• **YOUR ASSIGNMENT**:
Leave the pictures out and repeat the rest of the data below exactly.

═══ DATA FOR PROCESSING

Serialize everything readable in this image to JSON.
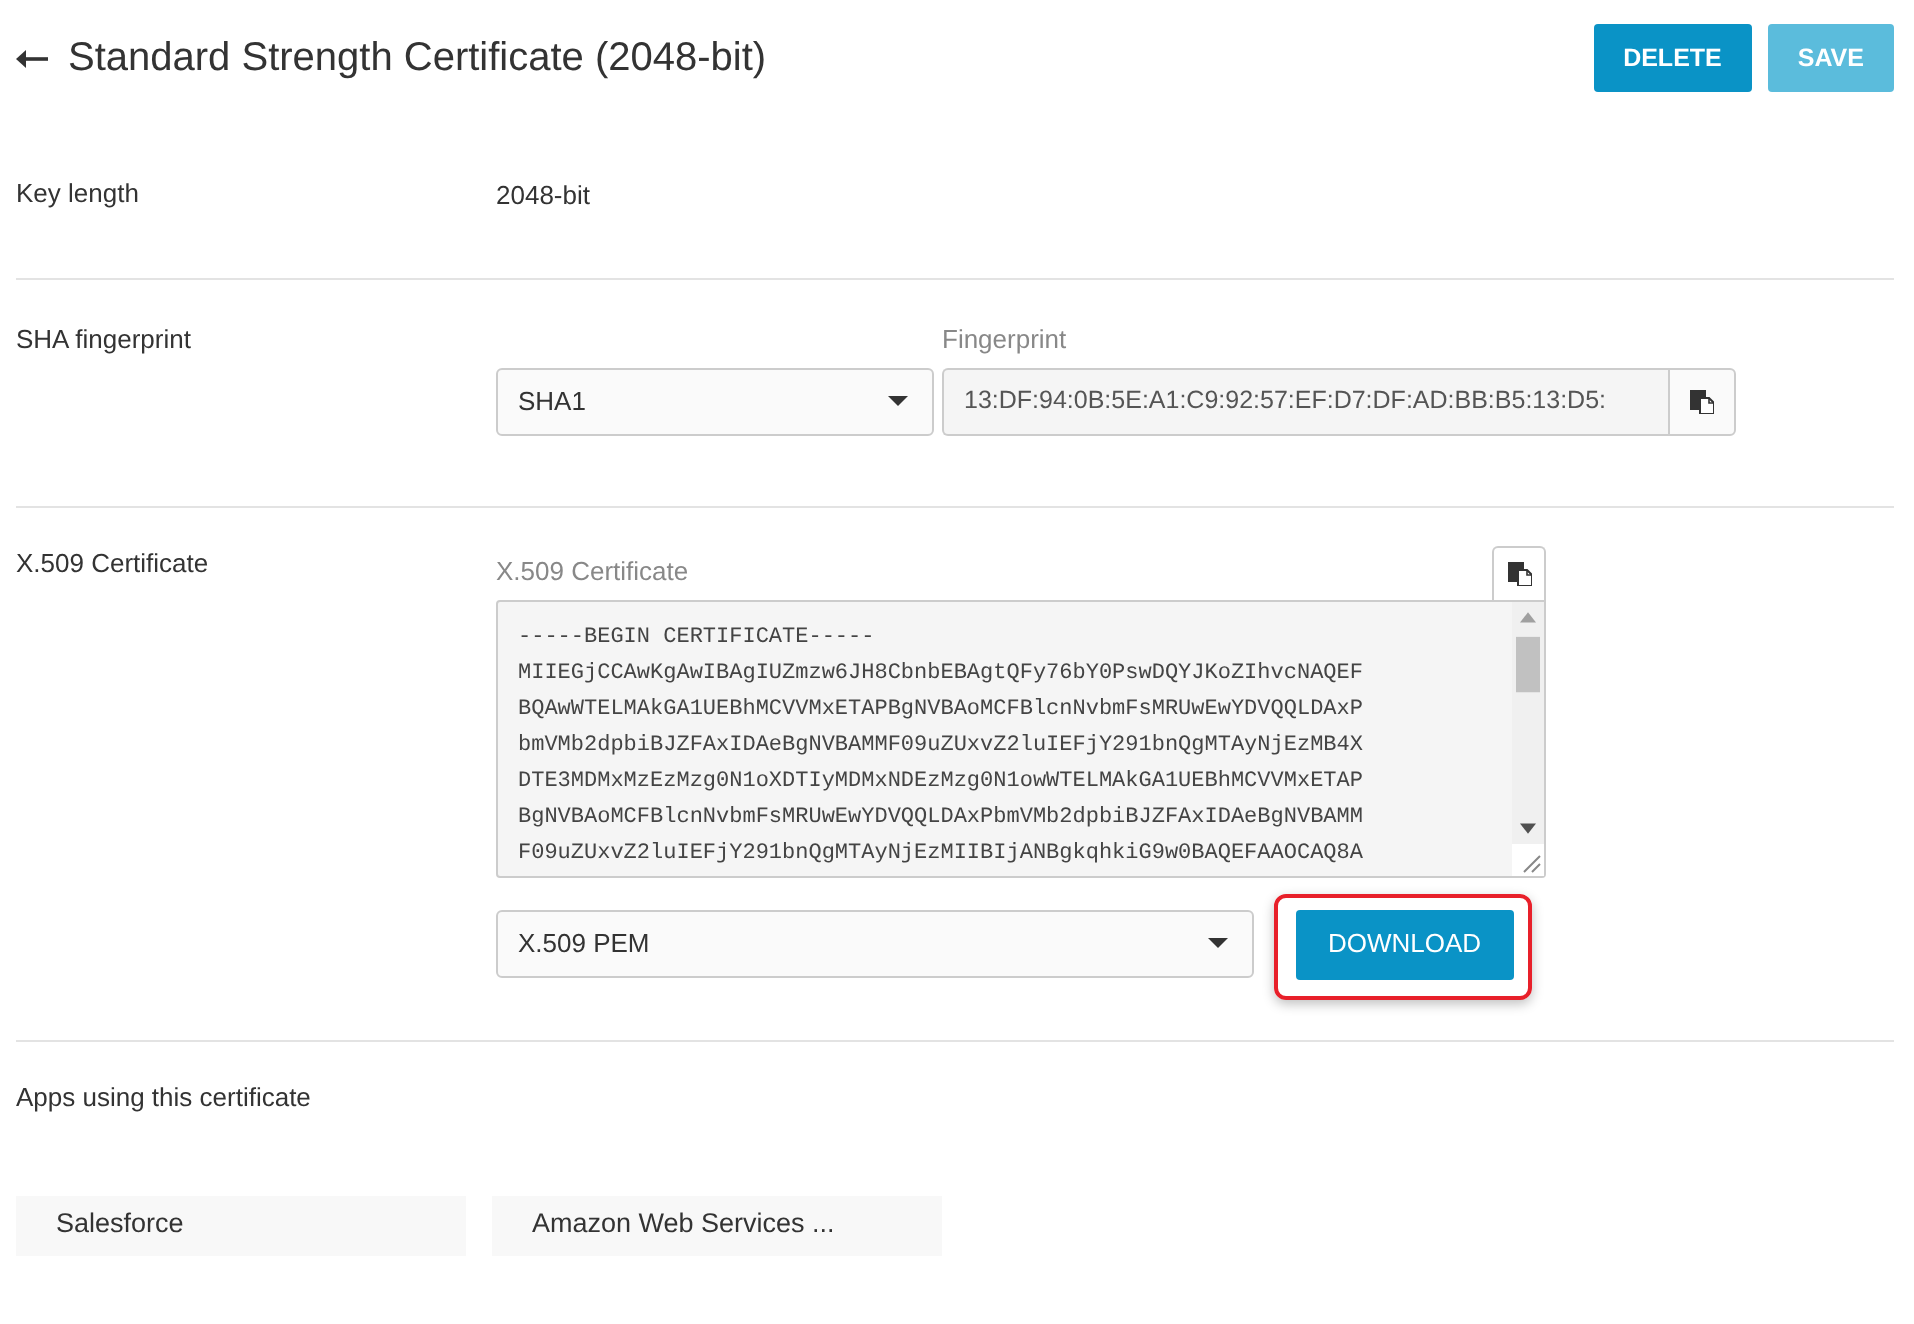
{
  "header": {
    "title": "Standard Strength Certificate (2048-bit)",
    "buttons": [
      {
        "label": "DELETE",
        "disabled": false
      },
      {
        "label": "SAVE",
        "disabled": true
      }
    ]
  },
  "sections": [
    {
      "kind": "value",
      "label": "Key length",
      "value": "2048-bit"
    },
    {
      "kind": "fingerprint",
      "label": "SHA fingerprint",
      "algorithm": "SHA1",
      "field_label": "Fingerprint",
      "fingerprint": "13:DF:94:0B:5E:A1:C9:92:57:EF:D7:DF:AD:BB:B5:13:D5:"
    },
    {
      "kind": "certificate",
      "label": "X.509 Certificate",
      "field_label": "X.509 Certificate",
      "lines": [
        "-----BEGIN CERTIFICATE-----",
        "MIIEGjCCAwKgAwIBAgIUZmzw6JH8CbnbEBAgtQFy76bY0PswDQYJKoZIhvcNAQEF",
        "BQAwWTELMAkGA1UEBhMCVVMxETAPBgNVBAoMCFBlcnNvbmFsMRUwEwYDVQQLDAxP",
        "bmVMb2dpbiBJZFAxIDAeBgNVBAMMF09uZUxvZ2luIEFjY291bnQgMTAyNjEzMB4X",
        "DTE3MDMxMzEzMzg0N1oXDTIyMDMxNDEzMzg0N1owWTELMAkGA1UEBhMCVVMxETAP",
        "BgNVBAoMCFBlcnNvbmFsMRUwEwYDVQQLDAxPbmVMb2dpbiBJZFAxIDAeBgNVBAMM",
        "F09uZUxvZ2luIEFjY291bnQgMTAyNjEzMIIBIjANBgkqhkiG9w0BAQEFAAOCAQ8A"
      ],
      "format": "X.509 PEM",
      "download": {
        "label": "DOWNLOAD",
        "highlighted": true
      }
    },
    {
      "kind": "apps",
      "label": "Apps using this certificate",
      "apps": [
        "Salesforce",
        "Amazon Web Services ..."
      ]
    }
  ]
}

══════

• **SOLUTION TO THE EXERCISE**:
Serialize everything readable in this image to JSON.
{
  "header": {
    "title": "Standard Strength Certificate (2048-bit)",
    "buttons": [
      {
        "label": "DELETE",
        "disabled": false
      },
      {
        "label": "SAVE",
        "disabled": true
      }
    ]
  },
  "sections": [
    {
      "kind": "value",
      "label": "Key length",
      "value": "2048-bit"
    },
    {
      "kind": "fingerprint",
      "label": "SHA fingerprint",
      "algorithm": "SHA1",
      "field_label": "Fingerprint",
      "fingerprint": "13:DF:94:0B:5E:A1:C9:92:57:EF:D7:DF:AD:BB:B5:13:D5:"
    },
    {
      "kind": "certificate",
      "label": "X.509 Certificate",
      "field_label": "X.509 Certificate",
      "lines": [
        "-----BEGIN CERTIFICATE-----",
        "MIIEGjCCAwKgAwIBAgIUZmzw6JH8CbnbEBAgtQFy76bY0PswDQYJKoZIhvcNAQEF",
        "BQAwWTELMAkGA1UEBhMCVVMxETAPBgNVBAoMCFBlcnNvbmFsMRUwEwYDVQQLDAxP",
        "bmVMb2dpbiBJZFAxIDAeBgNVBAMMF09uZUxvZ2luIEFjY291bnQgMTAyNjEzMB4X",
        "DTE3MDMxMzEzMzg0N1oXDTIyMDMxNDEzMzg0N1owWTELMAkGA1UEBhMCVVMxETAP",
        "BgNVBAoMCFBlcnNvbmFsMRUwEwYDVQQLDAxPbmVMb2dpbiBJZFAxIDAeBgNVBAMM",
        "F09uZUxvZ2luIEFjY291bnQgMTAyNjEzMIIBIjANBgkqhkiG9w0BAQEFAAOCAQ8A"
      ],
      "format": "X.509 PEM",
      "download": {
        "label": "DOWNLOAD",
        "highlighted": true
      }
    },
    {
      "kind": "apps",
      "label": "Apps using this certificate",
      "apps": [
        "Salesforce",
        "Amazon Web Services ..."
      ]
    }
  ]
}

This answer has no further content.